From the line containing "What data populates" down to the last line of the records below, give every line again without any change.

(Records from a dataset)
"""

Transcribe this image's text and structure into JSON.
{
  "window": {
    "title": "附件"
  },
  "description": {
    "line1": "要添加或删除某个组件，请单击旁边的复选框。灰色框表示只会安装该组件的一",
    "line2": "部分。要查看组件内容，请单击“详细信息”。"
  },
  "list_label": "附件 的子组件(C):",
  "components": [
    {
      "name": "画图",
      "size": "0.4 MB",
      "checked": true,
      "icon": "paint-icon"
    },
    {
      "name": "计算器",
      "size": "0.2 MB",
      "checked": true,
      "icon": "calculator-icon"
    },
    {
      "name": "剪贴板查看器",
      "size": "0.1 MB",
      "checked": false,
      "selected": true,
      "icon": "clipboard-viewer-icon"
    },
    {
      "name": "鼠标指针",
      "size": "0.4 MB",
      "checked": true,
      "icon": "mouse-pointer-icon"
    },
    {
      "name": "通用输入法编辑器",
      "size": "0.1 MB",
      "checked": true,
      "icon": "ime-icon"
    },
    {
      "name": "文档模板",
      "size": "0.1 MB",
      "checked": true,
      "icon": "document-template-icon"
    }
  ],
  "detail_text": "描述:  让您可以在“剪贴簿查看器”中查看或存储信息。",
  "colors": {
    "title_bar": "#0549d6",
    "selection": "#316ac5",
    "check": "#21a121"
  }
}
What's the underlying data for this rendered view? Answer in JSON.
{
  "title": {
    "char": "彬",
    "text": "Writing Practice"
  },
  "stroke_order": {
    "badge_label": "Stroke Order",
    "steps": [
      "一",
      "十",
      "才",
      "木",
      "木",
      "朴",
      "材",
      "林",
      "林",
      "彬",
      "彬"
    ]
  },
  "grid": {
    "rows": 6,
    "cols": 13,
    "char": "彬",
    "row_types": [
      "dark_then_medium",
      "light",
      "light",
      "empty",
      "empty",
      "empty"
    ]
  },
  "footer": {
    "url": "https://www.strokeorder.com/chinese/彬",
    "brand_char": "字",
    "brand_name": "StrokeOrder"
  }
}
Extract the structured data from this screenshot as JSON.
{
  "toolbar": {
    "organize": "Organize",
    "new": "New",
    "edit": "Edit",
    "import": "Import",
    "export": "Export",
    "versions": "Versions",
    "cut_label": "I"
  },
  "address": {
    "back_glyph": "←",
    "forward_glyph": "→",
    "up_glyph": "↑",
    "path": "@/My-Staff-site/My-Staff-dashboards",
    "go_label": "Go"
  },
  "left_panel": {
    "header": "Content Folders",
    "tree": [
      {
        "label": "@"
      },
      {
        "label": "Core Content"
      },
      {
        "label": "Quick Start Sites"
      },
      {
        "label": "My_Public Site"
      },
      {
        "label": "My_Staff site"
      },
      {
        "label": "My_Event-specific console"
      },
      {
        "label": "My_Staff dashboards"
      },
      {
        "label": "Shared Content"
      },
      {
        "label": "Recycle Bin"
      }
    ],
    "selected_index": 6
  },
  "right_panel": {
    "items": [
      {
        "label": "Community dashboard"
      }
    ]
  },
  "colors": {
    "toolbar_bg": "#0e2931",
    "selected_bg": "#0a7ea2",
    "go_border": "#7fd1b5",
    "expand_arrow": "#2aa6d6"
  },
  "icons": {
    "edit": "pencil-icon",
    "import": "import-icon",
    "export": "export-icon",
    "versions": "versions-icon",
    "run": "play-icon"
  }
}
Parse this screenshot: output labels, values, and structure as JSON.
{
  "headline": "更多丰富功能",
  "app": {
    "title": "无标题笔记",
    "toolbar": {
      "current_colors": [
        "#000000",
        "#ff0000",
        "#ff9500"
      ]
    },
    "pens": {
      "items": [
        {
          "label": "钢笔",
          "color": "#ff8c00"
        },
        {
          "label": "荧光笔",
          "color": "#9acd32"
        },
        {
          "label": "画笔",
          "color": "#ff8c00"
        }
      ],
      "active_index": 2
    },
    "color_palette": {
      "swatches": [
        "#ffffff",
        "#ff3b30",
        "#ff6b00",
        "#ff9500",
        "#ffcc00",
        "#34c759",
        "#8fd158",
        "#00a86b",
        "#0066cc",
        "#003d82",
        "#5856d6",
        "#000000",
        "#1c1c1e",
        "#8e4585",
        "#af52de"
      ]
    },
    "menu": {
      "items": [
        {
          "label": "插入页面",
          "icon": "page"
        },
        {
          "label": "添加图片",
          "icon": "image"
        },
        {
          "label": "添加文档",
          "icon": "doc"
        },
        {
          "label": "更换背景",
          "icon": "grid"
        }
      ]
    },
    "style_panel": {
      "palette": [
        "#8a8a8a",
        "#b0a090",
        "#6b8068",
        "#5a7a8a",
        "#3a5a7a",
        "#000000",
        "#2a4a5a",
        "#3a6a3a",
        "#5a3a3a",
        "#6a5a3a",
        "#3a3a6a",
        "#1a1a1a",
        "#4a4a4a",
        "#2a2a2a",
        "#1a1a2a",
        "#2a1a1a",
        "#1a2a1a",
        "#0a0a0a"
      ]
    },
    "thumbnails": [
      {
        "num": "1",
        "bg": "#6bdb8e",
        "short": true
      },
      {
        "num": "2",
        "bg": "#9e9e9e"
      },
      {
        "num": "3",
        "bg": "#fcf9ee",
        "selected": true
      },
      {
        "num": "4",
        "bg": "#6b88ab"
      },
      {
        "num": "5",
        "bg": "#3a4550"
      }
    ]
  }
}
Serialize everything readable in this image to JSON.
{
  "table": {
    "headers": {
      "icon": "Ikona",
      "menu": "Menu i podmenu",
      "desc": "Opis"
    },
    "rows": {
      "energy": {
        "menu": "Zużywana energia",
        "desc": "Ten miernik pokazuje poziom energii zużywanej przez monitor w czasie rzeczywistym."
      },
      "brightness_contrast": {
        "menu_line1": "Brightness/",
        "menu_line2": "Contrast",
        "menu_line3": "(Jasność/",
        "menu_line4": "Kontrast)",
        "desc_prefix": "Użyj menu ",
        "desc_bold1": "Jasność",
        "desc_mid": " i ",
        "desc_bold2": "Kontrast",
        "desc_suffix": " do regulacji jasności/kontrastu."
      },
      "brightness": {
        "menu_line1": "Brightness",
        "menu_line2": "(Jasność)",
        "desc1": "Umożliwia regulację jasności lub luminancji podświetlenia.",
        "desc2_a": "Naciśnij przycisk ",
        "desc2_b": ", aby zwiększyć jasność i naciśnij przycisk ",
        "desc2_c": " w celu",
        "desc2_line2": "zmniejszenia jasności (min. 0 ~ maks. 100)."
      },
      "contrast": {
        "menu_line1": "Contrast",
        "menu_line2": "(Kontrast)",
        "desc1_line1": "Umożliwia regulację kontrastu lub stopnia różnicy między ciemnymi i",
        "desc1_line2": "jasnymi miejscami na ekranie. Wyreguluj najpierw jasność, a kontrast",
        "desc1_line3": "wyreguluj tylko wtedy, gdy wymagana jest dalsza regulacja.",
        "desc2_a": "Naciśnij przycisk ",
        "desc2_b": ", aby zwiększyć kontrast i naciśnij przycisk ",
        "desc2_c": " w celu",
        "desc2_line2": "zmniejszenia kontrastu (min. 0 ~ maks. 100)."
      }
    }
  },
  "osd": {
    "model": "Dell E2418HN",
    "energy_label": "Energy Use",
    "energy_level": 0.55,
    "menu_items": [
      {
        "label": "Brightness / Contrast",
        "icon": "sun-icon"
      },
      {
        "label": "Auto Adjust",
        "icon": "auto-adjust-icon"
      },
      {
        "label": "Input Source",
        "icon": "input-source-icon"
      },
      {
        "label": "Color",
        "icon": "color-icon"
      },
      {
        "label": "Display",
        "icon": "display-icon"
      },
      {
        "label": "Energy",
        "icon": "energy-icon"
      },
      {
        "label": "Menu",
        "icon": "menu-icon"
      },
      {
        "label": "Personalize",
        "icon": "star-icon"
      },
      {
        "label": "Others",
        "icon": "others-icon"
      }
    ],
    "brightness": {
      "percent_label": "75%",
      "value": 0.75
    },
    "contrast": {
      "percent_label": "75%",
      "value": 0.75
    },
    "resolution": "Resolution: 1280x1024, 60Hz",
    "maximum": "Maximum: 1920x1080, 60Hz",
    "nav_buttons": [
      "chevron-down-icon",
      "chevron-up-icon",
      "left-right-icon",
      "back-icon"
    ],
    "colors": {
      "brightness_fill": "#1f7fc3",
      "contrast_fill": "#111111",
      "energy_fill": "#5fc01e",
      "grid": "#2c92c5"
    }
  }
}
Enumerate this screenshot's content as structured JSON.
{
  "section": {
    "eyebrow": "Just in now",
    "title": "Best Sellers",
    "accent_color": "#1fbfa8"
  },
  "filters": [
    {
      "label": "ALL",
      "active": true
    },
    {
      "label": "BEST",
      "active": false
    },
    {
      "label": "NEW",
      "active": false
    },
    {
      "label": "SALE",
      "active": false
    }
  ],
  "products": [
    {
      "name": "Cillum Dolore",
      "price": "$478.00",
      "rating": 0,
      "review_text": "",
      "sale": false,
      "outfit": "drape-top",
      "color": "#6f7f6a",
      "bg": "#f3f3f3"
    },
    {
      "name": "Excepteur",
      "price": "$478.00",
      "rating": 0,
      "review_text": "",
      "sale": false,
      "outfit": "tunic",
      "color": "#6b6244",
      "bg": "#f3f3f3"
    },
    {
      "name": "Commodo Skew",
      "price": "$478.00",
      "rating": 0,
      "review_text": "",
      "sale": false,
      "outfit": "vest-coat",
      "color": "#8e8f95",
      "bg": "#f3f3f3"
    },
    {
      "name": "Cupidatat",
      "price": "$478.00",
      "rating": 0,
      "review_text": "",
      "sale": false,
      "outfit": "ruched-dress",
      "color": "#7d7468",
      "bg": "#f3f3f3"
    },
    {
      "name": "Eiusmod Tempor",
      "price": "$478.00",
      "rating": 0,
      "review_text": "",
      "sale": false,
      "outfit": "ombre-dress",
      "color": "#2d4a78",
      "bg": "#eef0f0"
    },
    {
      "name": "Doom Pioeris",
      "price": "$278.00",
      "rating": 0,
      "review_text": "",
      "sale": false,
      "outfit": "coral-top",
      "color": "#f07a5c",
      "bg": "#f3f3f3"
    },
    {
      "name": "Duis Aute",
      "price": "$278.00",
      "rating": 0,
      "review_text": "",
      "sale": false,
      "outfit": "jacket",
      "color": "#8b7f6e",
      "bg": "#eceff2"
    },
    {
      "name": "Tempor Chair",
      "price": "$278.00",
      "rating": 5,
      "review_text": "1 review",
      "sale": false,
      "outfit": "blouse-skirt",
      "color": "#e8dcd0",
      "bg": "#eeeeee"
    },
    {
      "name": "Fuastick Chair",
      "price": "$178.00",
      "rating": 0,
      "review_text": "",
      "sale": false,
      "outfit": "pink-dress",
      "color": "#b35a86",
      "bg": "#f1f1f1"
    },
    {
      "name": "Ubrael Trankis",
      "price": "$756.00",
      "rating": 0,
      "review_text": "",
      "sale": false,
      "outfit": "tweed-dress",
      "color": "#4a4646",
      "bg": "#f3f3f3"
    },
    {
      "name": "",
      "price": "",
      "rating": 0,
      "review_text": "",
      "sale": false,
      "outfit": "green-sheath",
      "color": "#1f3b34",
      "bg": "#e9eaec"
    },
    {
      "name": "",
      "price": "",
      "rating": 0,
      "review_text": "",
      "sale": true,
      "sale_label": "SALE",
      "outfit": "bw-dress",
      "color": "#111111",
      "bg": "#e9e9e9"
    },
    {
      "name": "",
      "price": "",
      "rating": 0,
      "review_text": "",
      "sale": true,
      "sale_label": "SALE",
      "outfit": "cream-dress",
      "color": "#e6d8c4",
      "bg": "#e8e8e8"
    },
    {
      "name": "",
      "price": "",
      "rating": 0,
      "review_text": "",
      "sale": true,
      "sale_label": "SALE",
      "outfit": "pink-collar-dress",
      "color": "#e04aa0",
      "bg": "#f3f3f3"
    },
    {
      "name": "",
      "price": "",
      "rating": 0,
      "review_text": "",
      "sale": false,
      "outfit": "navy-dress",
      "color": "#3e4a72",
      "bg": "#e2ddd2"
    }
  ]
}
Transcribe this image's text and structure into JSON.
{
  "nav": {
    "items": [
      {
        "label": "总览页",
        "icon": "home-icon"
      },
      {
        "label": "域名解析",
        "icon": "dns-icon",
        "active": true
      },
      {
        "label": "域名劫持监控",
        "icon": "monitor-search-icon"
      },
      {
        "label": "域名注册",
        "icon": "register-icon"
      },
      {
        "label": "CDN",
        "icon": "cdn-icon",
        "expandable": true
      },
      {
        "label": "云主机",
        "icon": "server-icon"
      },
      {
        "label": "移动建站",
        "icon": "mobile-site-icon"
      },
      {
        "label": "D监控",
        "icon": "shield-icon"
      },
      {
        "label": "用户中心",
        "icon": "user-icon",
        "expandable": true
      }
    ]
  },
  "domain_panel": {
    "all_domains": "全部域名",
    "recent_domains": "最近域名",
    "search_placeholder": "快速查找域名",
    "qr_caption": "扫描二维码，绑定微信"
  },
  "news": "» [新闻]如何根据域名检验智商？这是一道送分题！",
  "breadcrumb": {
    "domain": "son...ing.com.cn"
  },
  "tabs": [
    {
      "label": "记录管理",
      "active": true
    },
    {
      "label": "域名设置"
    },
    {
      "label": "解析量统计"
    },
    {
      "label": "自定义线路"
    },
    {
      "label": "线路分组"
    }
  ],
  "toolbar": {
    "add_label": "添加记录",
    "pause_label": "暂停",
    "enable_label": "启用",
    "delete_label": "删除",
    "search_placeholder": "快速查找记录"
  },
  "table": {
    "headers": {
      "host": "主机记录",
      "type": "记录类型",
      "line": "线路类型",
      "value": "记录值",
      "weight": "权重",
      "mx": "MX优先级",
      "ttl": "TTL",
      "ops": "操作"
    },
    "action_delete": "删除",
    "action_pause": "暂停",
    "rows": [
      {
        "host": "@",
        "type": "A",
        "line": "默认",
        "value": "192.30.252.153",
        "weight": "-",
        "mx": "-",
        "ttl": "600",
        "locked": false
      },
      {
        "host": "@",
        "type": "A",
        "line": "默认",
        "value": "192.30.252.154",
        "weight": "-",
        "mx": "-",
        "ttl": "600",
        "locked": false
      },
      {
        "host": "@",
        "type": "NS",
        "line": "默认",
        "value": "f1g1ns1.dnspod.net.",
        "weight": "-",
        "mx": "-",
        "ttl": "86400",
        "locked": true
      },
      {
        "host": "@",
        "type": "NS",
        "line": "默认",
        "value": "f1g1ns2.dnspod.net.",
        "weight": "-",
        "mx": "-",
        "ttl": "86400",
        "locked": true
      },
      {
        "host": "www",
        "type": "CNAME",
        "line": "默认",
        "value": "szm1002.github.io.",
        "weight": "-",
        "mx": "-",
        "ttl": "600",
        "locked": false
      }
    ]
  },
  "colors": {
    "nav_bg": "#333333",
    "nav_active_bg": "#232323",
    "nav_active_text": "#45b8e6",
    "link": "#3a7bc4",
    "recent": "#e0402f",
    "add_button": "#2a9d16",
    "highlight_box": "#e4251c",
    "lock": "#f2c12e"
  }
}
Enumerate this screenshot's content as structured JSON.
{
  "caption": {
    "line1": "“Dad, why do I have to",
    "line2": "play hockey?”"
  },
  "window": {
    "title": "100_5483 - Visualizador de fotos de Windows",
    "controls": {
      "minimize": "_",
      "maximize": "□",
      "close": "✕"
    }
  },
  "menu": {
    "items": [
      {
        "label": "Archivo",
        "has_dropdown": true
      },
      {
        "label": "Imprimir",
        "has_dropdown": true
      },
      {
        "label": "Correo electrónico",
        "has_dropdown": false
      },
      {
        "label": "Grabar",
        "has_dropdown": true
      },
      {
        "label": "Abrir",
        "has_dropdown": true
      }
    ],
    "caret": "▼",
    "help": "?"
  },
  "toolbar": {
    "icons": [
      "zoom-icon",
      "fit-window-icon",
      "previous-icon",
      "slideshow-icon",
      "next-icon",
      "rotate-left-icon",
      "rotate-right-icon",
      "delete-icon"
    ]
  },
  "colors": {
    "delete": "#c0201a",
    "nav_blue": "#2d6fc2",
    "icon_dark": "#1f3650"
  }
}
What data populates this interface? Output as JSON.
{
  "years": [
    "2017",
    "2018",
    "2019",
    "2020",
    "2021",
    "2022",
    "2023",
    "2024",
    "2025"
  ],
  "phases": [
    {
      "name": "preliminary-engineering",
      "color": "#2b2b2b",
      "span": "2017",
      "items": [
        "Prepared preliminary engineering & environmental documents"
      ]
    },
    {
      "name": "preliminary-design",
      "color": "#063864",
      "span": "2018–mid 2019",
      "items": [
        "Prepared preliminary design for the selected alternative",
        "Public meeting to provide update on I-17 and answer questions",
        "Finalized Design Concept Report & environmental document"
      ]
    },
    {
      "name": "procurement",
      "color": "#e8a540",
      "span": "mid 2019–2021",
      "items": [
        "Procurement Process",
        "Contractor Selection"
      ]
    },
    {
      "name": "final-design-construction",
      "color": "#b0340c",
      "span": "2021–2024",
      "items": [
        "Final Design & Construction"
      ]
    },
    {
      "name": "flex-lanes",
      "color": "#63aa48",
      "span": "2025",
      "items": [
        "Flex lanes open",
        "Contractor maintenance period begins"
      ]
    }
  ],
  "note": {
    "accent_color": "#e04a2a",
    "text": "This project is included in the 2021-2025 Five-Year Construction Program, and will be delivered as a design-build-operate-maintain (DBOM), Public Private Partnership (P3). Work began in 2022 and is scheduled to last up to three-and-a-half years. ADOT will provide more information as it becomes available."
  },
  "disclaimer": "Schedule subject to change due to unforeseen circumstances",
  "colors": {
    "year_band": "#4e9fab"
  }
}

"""

◆ **RESPONSE AREA**:
What data populates this interface? Output as JSON.
{
  "years": [
    "2017",
    "2018",
    "2019",
    "2020",
    "2021",
    "2022",
    "2023",
    "2024",
    "2025"
  ],
  "phases": [
    {
      "name": "preliminary-engineering",
      "color": "#2b2b2b",
      "span": "2017",
      "items": [
        "Prepared preliminary engineering & environmental documents"
      ]
    },
    {
      "name": "preliminary-design",
      "color": "#063864",
      "span": "2018–mid 2019",
      "items": [
        "Prepared preliminary design for the selected alternative",
        "Public meeting to provide update on I-17 and answer questions",
        "Finalized Design Concept Report & environmental document"
      ]
    },
    {
      "name": "procurement",
      "color": "#e8a540",
      "span": "mid 2019–2021",
      "items": [
        "Procurement Process",
        "Contractor Selection"
      ]
    },
    {
      "name": "final-design-construction",
      "color": "#b0340c",
      "span": "2021–2024",
      "items": [
        "Final Design & Construction"
      ]
    },
    {
      "name": "flex-lanes",
      "color": "#63aa48",
      "span": "2025",
      "items": [
        "Flex lanes open",
        "Contractor maintenance period begins"
      ]
    }
  ],
  "note": {
    "accent_color": "#e04a2a",
    "text": "This project is included in the 2021-2025 Five-Year Construction Program, and will be delivered as a design-build-operate-maintain (DBOM), Public Private Partnership (P3). Work began in 2022 and is scheduled to last up to three-and-a-half years. ADOT will provide more information as it becomes available."
  },
  "disclaimer": "Schedule subject to change due to unforeseen circumstances",
  "colors": {
    "year_band": "#4e9fab"
  }
}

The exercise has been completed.